The North East Independent School District began school on Wednesday and their police department says they’ve worked hard to make sure that students feel safe when they return to their campuses.
“We look at safety every day. You know, we look at what we’re already doing to see if one, if it’s working and if we need to make any changes. Number two is ‘what are we doing that is working?’ But maybe we can enhance it,” Wally McCampbell, NEISD police chief said.
McCampbell said safety has always been of the upmost importance at all NEISD campuses. Measures have been improved and heightened in the last five years due to a bond given to the district, specifically for safety and security, he said.
“And in that bond, what we did was we added secured entry vestibules at some of our schools. We outfitted every single school with a video buzzing system. So that way, anybody who’s coming up to our schools to visit must be recognized and buzzed in before they even get into the interior of our campuses,” McCampbell said.
The district also installed perimeter fencing around the schools to better secure the inner area.
“Because what we were seeing is that, you know, even though we put in the buzzing system, a lot of our campuses are open. They’re huge. Obviously, at high schools we had parking lots in the back of the campus. You had parking lots in the front, on the side. But anybody that parked there could just kind of freely walk onto the campus to get to the check-in area,” McCampbell said.
NEISD police say they also recommend keeping your head on a swivel on the way to school, while at school, and even after. He said if you see something, say something.

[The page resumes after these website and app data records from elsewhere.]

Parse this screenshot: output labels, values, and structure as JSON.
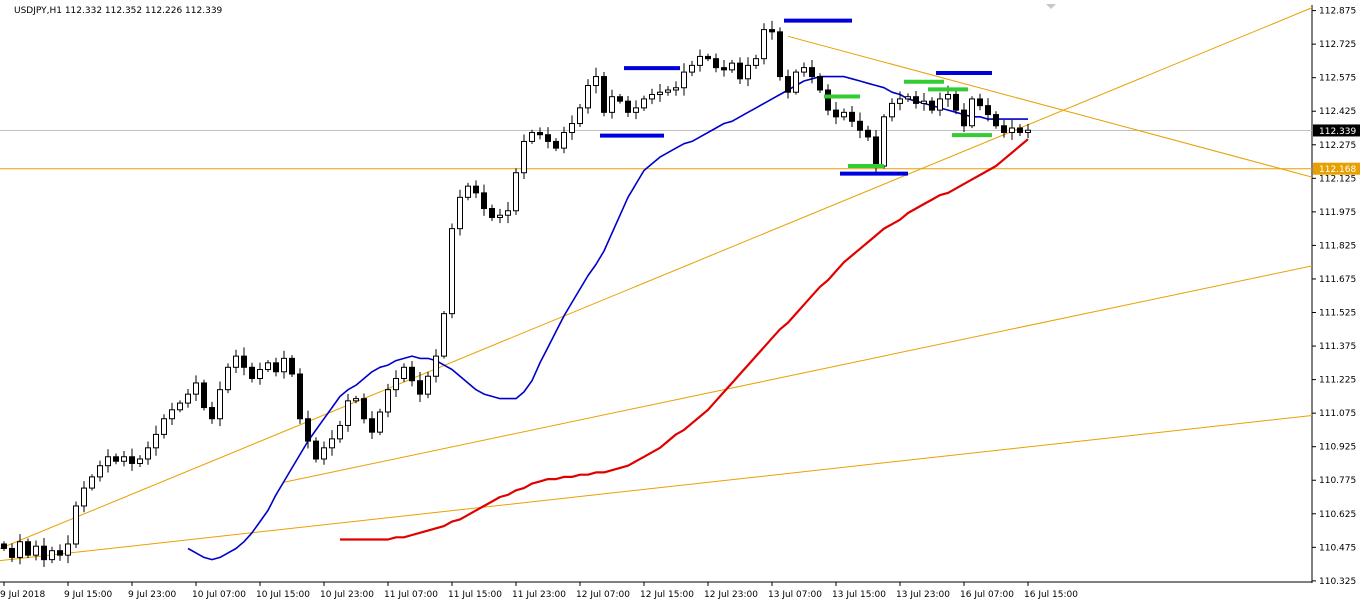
{
  "chart_data": {
    "type": "candlestick",
    "symbol": "USDJPY",
    "timeframe": "H1",
    "header": "USDJPY,H1  112.332 112.352 112.226 112.339",
    "ohlc_readout": {
      "open": 112.332,
      "high": 112.352,
      "low": 112.226,
      "close": 112.339
    },
    "ylim": [
      110.32,
      112.9
    ],
    "y_ticks": [
      "112.875",
      "112.725",
      "112.575",
      "112.425",
      "112.275",
      "112.125",
      "111.975",
      "111.825",
      "111.675",
      "111.525",
      "111.375",
      "111.225",
      "111.075",
      "110.925",
      "110.775",
      "110.625",
      "110.475",
      "110.325"
    ],
    "x_ticks": [
      {
        "label": "9 Jul 2018",
        "bar": 0
      },
      {
        "label": "9 Jul 15:00",
        "bar": 8
      },
      {
        "label": "9 Jul 23:00",
        "bar": 16
      },
      {
        "label": "10 Jul 07:00",
        "bar": 24
      },
      {
        "label": "10 Jul 15:00",
        "bar": 32
      },
      {
        "label": "10 Jul 23:00",
        "bar": 40
      },
      {
        "label": "11 Jul 07:00",
        "bar": 48
      },
      {
        "label": "11 Jul 15:00",
        "bar": 56
      },
      {
        "label": "11 Jul 23:00",
        "bar": 64
      },
      {
        "label": "12 Jul 07:00",
        "bar": 72
      },
      {
        "label": "12 Jul 15:00",
        "bar": 80
      },
      {
        "label": "12 Jul 23:00",
        "bar": 88
      },
      {
        "label": "13 Jul 07:00",
        "bar": 96
      },
      {
        "label": "13 Jul 15:00",
        "bar": 104
      },
      {
        "label": "13 Jul 23:00",
        "bar": 112
      },
      {
        "label": "16 Jul 07:00",
        "bar": 120
      },
      {
        "label": "16 Jul 15:00",
        "bar": 128
      }
    ],
    "current_price": {
      "value": 112.339,
      "label": "112.339"
    },
    "support_level": {
      "value": 112.168,
      "label": "112.168"
    },
    "closes": [
      110.47,
      110.43,
      110.5,
      110.44,
      110.48,
      110.42,
      110.46,
      110.44,
      110.49,
      110.66,
      110.74,
      110.79,
      110.84,
      110.88,
      110.86,
      110.88,
      110.85,
      110.87,
      110.92,
      110.98,
      111.05,
      111.09,
      111.12,
      111.16,
      111.21,
      111.1,
      111.05,
      111.18,
      111.28,
      111.33,
      111.28,
      111.23,
      111.27,
      111.3,
      111.26,
      111.32,
      111.25,
      111.05,
      110.95,
      110.87,
      110.92,
      110.96,
      111.02,
      111.13,
      111.14,
      111.05,
      110.99,
      111.08,
      111.18,
      111.23,
      111.28,
      111.22,
      111.16,
      111.24,
      111.33,
      111.52,
      111.9,
      112.04,
      112.09,
      112.06,
      111.99,
      111.95,
      111.96,
      111.98,
      112.15,
      112.29,
      112.33,
      112.32,
      112.29,
      112.26,
      112.33,
      112.37,
      112.44,
      112.54,
      112.58,
      112.42,
      112.49,
      112.47,
      112.42,
      112.44,
      112.48,
      112.5,
      112.51,
      112.52,
      112.53,
      112.6,
      112.63,
      112.67,
      112.66,
      112.62,
      112.61,
      112.64,
      112.57,
      112.63,
      112.66,
      112.79,
      112.78,
      112.58,
      112.51,
      112.6,
      112.62,
      112.58,
      112.52,
      112.43,
      112.4,
      112.42,
      112.38,
      112.34,
      112.31,
      112.18,
      112.4,
      112.46,
      112.48,
      112.49,
      112.46,
      112.47,
      112.43,
      112.48,
      112.5,
      112.43,
      112.36,
      112.48,
      112.45,
      112.41,
      112.36,
      112.33,
      112.35,
      112.33,
      112.34
    ],
    "series": [
      {
        "name": "",
        "color": "#0000c8",
        "values": [
          110.47,
          110.45,
          110.43,
          110.42,
          110.43,
          110.45,
          110.47,
          110.5,
          110.54,
          110.59,
          110.64,
          110.71,
          110.77,
          110.83,
          110.89,
          110.95,
          111.0,
          111.05,
          111.1,
          111.15,
          111.18,
          111.2,
          111.23,
          111.26,
          111.28,
          111.29,
          111.31,
          111.32,
          111.33,
          111.32,
          111.32,
          111.31,
          111.29,
          111.27,
          111.24,
          111.21,
          111.18,
          111.16,
          111.15,
          111.14,
          111.14,
          111.14,
          111.17,
          111.22,
          111.3,
          111.37,
          111.44,
          111.51,
          111.57,
          111.63,
          111.69,
          111.74,
          111.8,
          111.88,
          111.96,
          112.04,
          112.1,
          112.16,
          112.19,
          112.22,
          112.24,
          112.26,
          112.28,
          112.29,
          112.31,
          112.33,
          112.35,
          112.37,
          112.38,
          112.4,
          112.42,
          112.44,
          112.46,
          112.48,
          112.5,
          112.52,
          112.54,
          112.56,
          112.57,
          112.58,
          112.58,
          112.58,
          112.58,
          112.57,
          112.56,
          112.55,
          112.54,
          112.53,
          112.51,
          112.5,
          112.48,
          112.47,
          112.46,
          112.45,
          112.44,
          112.43,
          112.42,
          112.41,
          112.4,
          112.4,
          112.39,
          112.39,
          112.39,
          112.39,
          112.39,
          112.39
        ]
      },
      {
        "name": "",
        "color": "#e00000",
        "values": [
          110.51,
          110.51,
          110.51,
          110.51,
          110.51,
          110.51,
          110.51,
          110.52,
          110.52,
          110.53,
          110.54,
          110.55,
          110.56,
          110.57,
          110.59,
          110.6,
          110.62,
          110.64,
          110.66,
          110.68,
          110.7,
          110.71,
          110.73,
          110.74,
          110.76,
          110.77,
          110.78,
          110.78,
          110.79,
          110.79,
          110.8,
          110.8,
          110.81,
          110.81,
          110.82,
          110.83,
          110.84,
          110.86,
          110.88,
          110.9,
          110.92,
          110.95,
          110.98,
          111.0,
          111.03,
          111.06,
          111.09,
          111.13,
          111.17,
          111.21,
          111.25,
          111.29,
          111.33,
          111.37,
          111.41,
          111.45,
          111.48,
          111.52,
          111.56,
          111.6,
          111.64,
          111.67,
          111.71,
          111.75,
          111.78,
          111.81,
          111.84,
          111.87,
          111.9,
          111.92,
          111.94,
          111.97,
          111.99,
          112.01,
          112.03,
          112.05,
          112.06,
          112.08,
          112.1,
          112.12,
          112.14,
          112.16,
          112.18,
          112.21,
          112.24,
          112.27,
          112.3
        ]
      }
    ],
    "annotations": {
      "blue_levels": [
        {
          "bar1": 77.5,
          "bar2": 84.5,
          "price": 112.618
        },
        {
          "bar1": 74.5,
          "bar2": 82.5,
          "price": 112.316
        },
        {
          "bar1": 104.5,
          "bar2": 113,
          "price": 112.146
        },
        {
          "bar1": 97.5,
          "bar2": 106,
          "price": 112.83
        },
        {
          "bar1": 116.5,
          "bar2": 123.5,
          "price": 112.596
        }
      ],
      "green_levels": [
        {
          "bar1": 102.5,
          "bar2": 107,
          "price": 112.491
        },
        {
          "bar1": 105.5,
          "bar2": 110,
          "price": 112.18
        },
        {
          "bar1": 112.5,
          "bar2": 117.5,
          "price": 112.557
        },
        {
          "bar1": 115.5,
          "bar2": 120.5,
          "price": 112.523
        },
        {
          "bar1": 118.5,
          "bar2": 123.5,
          "price": 112.318
        }
      ],
      "trend_lines": [
        {
          "bar1": -12,
          "p1": 110.3,
          "bar2": 165,
          "p2": 112.91,
          "color": "#e8a000"
        },
        {
          "bar1": 35,
          "p1": 110.766,
          "bar2": 175,
          "p2": 111.82,
          "color": "#e8a000"
        },
        {
          "bar1": -12,
          "p1": 110.37,
          "bar2": 175,
          "p2": 111.11,
          "color": "#e8a000"
        },
        {
          "bar1": 98,
          "p1": 112.76,
          "bar2": 175,
          "p2": 112.02,
          "color": "#e8a000"
        }
      ]
    },
    "grid": false,
    "legend": "none"
  }
}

“So, I need the community, I need the teachers, I need the students to be able to provide, you know, viable information if they see something that maybe should be a concern or if they overhear some conversation. They need to tell an adult or law enforcement to let us know so we can start looking at that, because safety is everybody’s responsibility,” McCampbell said.

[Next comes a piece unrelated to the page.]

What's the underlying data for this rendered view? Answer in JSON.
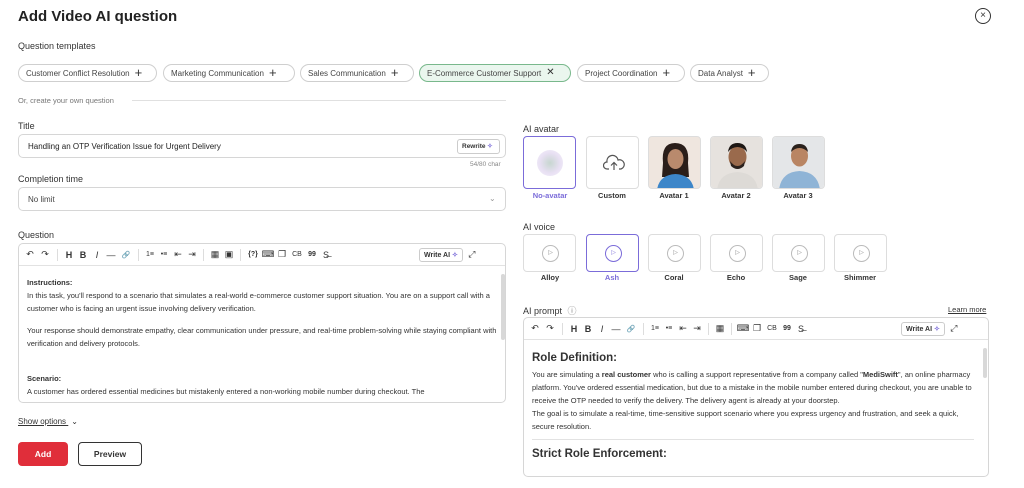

Additionally, McCampbell says officers will have the tools necessary to immediately breach any door at any time for any emergency situation.
“That means, what I have in my hand available to me right now should be able to open that door, to get in there, to provide whatever type of assistance that is,” McCampbell said.